I cannot stop thinking about this past June’s TCG conference (which I sadly could not be in attendance for but which I read about extensively in American Theater) and Kwame Kwei-Armah’s keynote speech. He said “Theater is foreign policy” and spoke about the necessity for artists to consider themselves cultural diplomats in the global community. I keep turning this thought over and over in my mind, and have realized that the TEAM has ended up doing this without really meaning to. We first went to Edinburgh in 2005 because we believed we could get reviews there in a way the New York press all but ignores companies working at the level we were at at the time. But since that time our international touring has grown and grown, and in 2009 we will hopefully be leaving the English speaking world for the first time.
After every performance we invite our audiences to come with us to the theater’s restaurant/bar (or if we’re in America where for some reason few theaters are constructed with public gathering spots, a neighborhood joint) and talk with us about the themes of the play, ask questions or pose challenges. And again and again we are told when abroad, “I am so relieved to know that there are Americans thinking critically about their country.” Not in the negative sense, just asking questions.
I am not sure I have anything to add to this discussion…I think the next administration should take Kwei-Armah’s words to heart and subsidize exchange between America and countries/communities around the world. Theater has to be a part of the process of restoring our nation’s broken image across the globe because by it’s nature it is local and personal.

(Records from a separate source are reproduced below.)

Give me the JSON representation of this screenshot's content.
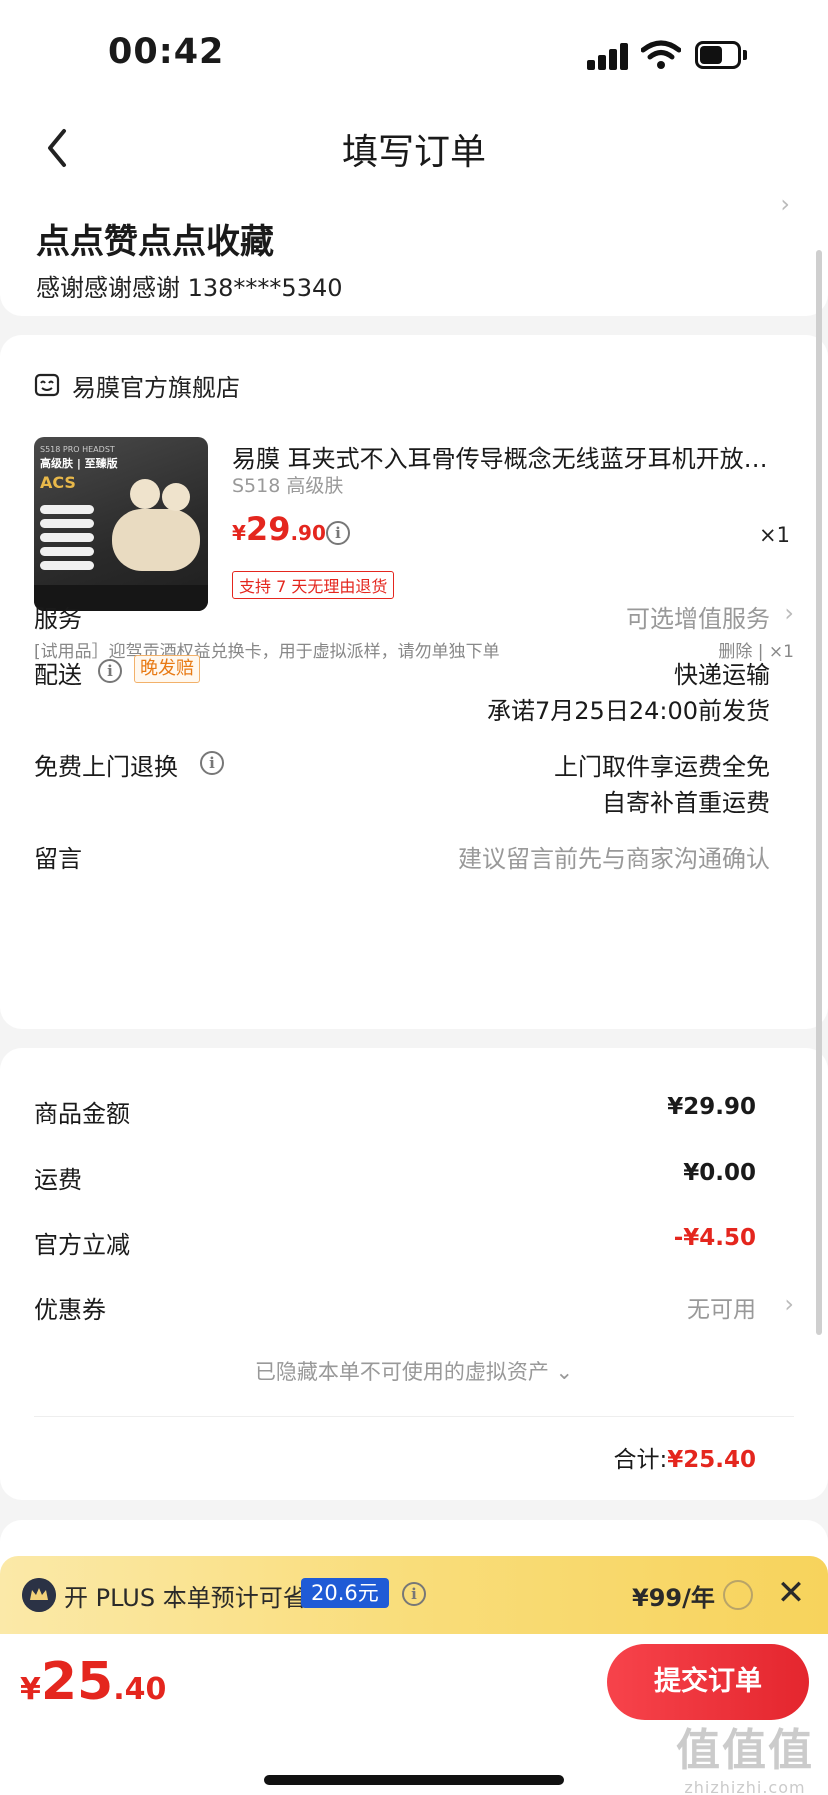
{
  "status_bar": {
    "time": "00:42"
  },
  "nav": {
    "title": "填写订单"
  },
  "address": {
    "name": "点点赞点点收藏",
    "contact": "感谢感谢感谢  138****5340",
    "chevron": "›"
  },
  "store": {
    "name": "易膜官方旗舰店",
    "icon": "store-icon"
  },
  "product": {
    "title": "易膜 耳夹式不入耳骨传导概念无线蓝牙耳机开放式运动跑步通话降噪",
    "spec": "S518 高级肤",
    "price_currency": "¥",
    "price_int": "29",
    "price_dec": ".90",
    "quantity": "×1",
    "return_policy": "支持 7 天无理由退货",
    "image_text": {
      "line1": "S518 PRO HEADST",
      "line2": "高级肤 | 至臻版",
      "line3": "ACS"
    }
  },
  "gift": {
    "text": "[试用品］迎驾贡酒权益兑换卡，用于虚拟派样，请勿单独下单",
    "actions": "删除 | ×1"
  },
  "service": {
    "label": "服务",
    "value": "可选增值服务"
  },
  "delivery": {
    "label": "配送",
    "badge": "晚发赔",
    "method": "快递运输",
    "promise": "承诺7月25日24:00前发货"
  },
  "free_return": {
    "label": "免费上门退换",
    "line1": "上门取件享运费全免",
    "line2": "自寄补首重运费"
  },
  "message": {
    "label": "留言",
    "placeholder": "建议留言前先与商家沟通确认"
  },
  "fees": {
    "goods_label": "商品金额",
    "goods_value": "¥29.90",
    "shipping_label": "运费",
    "shipping_value": "¥0.00",
    "discount_label": "官方立减",
    "discount_value": "-¥4.50",
    "coupon_label": "优惠券",
    "coupon_value": "无可用",
    "hidden_assets": "已隐藏本单不可使用的虚拟资产 ⌄",
    "total_label": "合计:",
    "total_value": "¥25.40"
  },
  "plus": {
    "text": "开 PLUS 本单预计可省",
    "save": "20.6元",
    "price": "¥99/年",
    "close": "✕"
  },
  "footer": {
    "currency": "¥",
    "int": "25",
    "dec": ".40",
    "submit": "提交订单"
  },
  "watermark": {
    "big": "值值值",
    "small": "zhizhizhi.com"
  },
  "colors": {
    "accent": "#e4261e",
    "plus_badge": "#1f5bd6",
    "plus_bg": "#f9dd7a"
  }
}
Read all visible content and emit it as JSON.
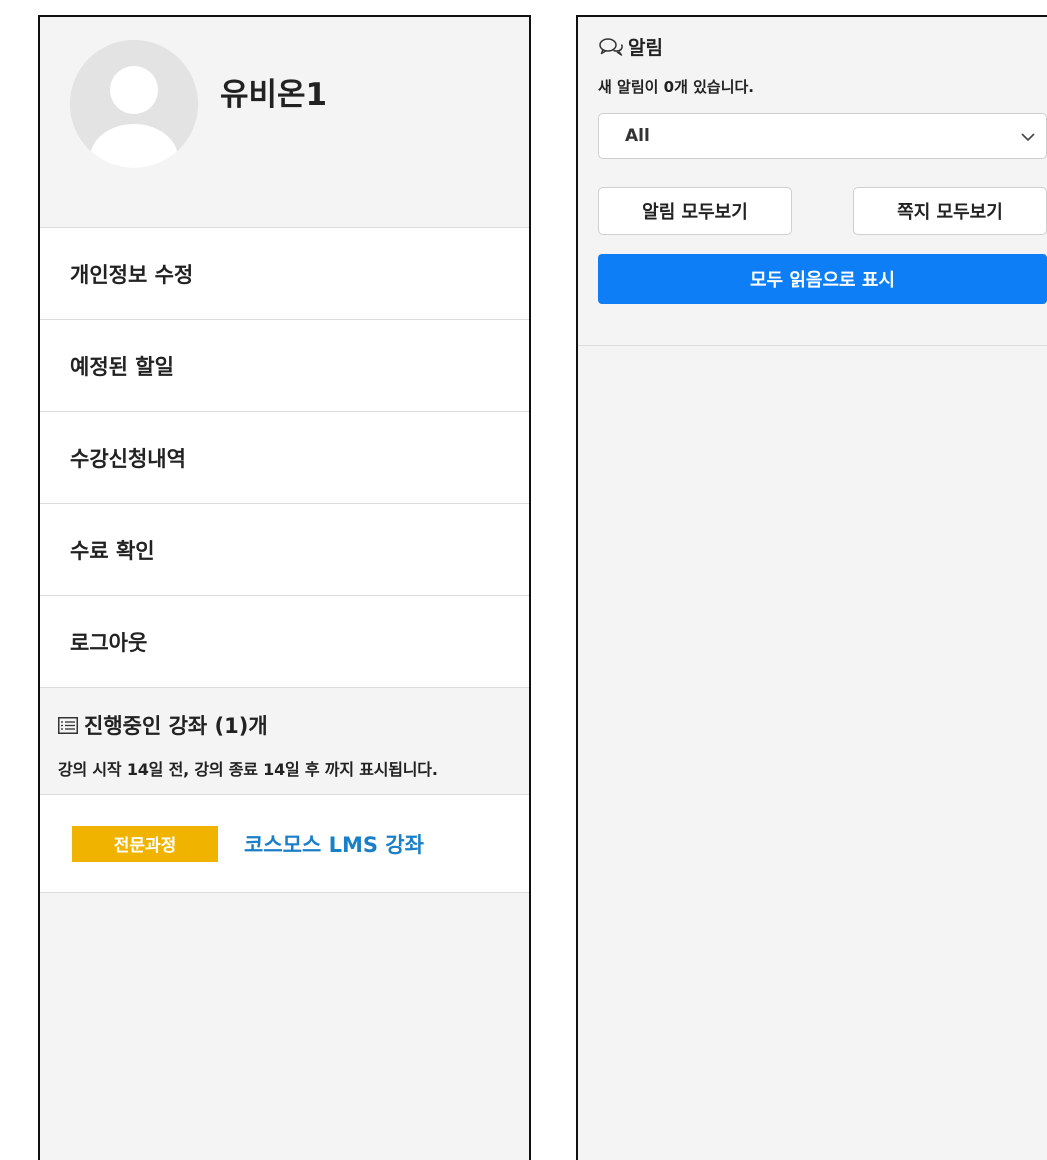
{
  "profile": {
    "name": "유비온1"
  },
  "menu": {
    "items": [
      {
        "label": "개인정보 수정"
      },
      {
        "label": "예정된 할일"
      },
      {
        "label": "수강신청내역"
      },
      {
        "label": "수료 확인"
      },
      {
        "label": "로그아웃"
      }
    ]
  },
  "courses": {
    "title": "진행중인 강좌 (1)개",
    "note": "강의 시작 14일 전, 강의 종료 14일 후 까지 표시됩니다.",
    "items": [
      {
        "badge": "전문과정",
        "name": "코스모스 LMS 강좌"
      }
    ],
    "badge_color": "#f0b400",
    "link_color": "#1b7fc7"
  },
  "notifications": {
    "title": "알림",
    "count_text": "새 알림이 0개 있습니다.",
    "filter": {
      "selected": "All"
    },
    "view_all_label": "알림 모두보기",
    "messages_all_label": "쪽지 모두보기",
    "mark_all_read_label": "모두 읽음으로 표시",
    "primary_color": "#0d7ef5"
  }
}
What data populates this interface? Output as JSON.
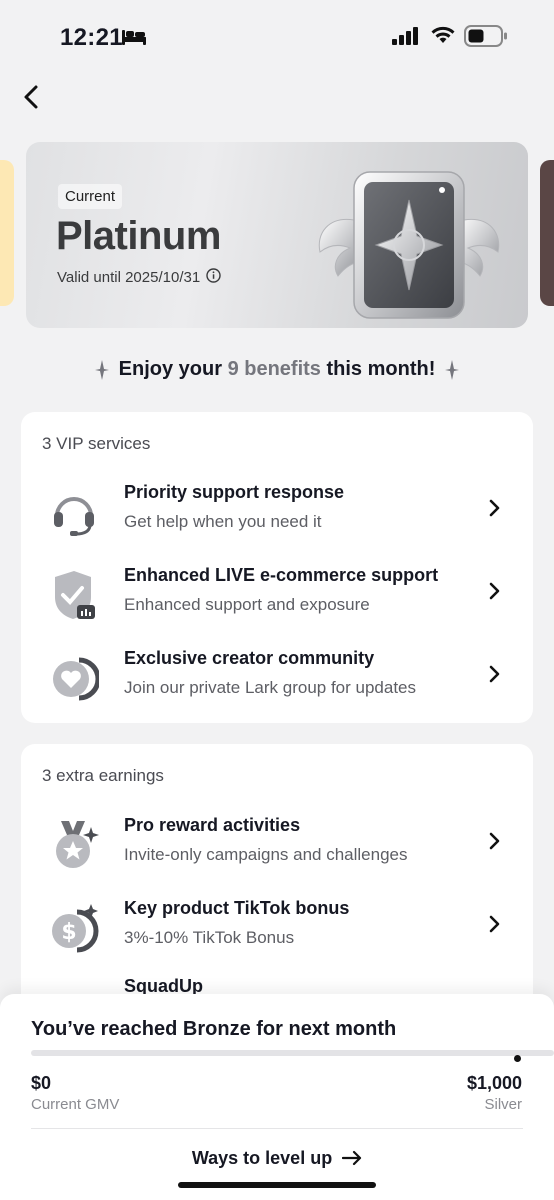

This is not exactly about the TEAM, but for a company called “The Theatre of the Emerging American Moment” I do think it speaks to the forces that motivate us.
David and me and Frankie at the offices
Just a note to say that Frank Boyd (performer) and I went down to South Philly yesterday to volunteer for the Obama campaign and it was a truly phenomenal experience. The offices down there – and I’m sure across the country – need all the help we can give, financially and in terms of time. This is a massive grassroots effort, and yesterday Frank and I (and Frank’s pal David!) got to do it all: we registered voters on South Street, we canvassed a neighborhood that can only properly be described as the projects and had extraordinary conversations with people, and we made phone calls to try to get more volunteers. It was cool, and fun and definitely tangibly useful.
What I think is most fearsome to most volunteers, we really grafted to, which was talking frankly and positively and strongly to a VERY poor black neighborhood. The necessity of as many people registering as possible before the deadline on October 6th, and then getting them to vote cannot be overstated. I talked with a 19-year old girl yesterday who was not registered and had been taught all her life NOT to vote because the system was so corrupt anyway that “one African American doesn’t equal one vote” (her words). Anyway, we talked for about 10 minutes, and at the end I got her to register. And to pass a registration form on to her mom. Who knows if she will vote, but I think it was a very important encounter.
Anyway, the time they can MOST use volunteers is weekend days, but also 4pm-9pm every day of the week. There’s a MONSTER PUSH to register before October 6th, but then a monster push to get people persuaded and out. Pennsylvania canNOT be lost. It’s about $13 each way if you take NJ transit to PA public transport just down to Philly, and then I’m sure a cab to this office. OR easy to split between a group a zipcar or car rental. Less than 2 hours to get down there, so you really can go for a day.
I just thought it was amazing, so I urge you to consider doing. I am definitely planning on going back down, so let me know when you might be able to go!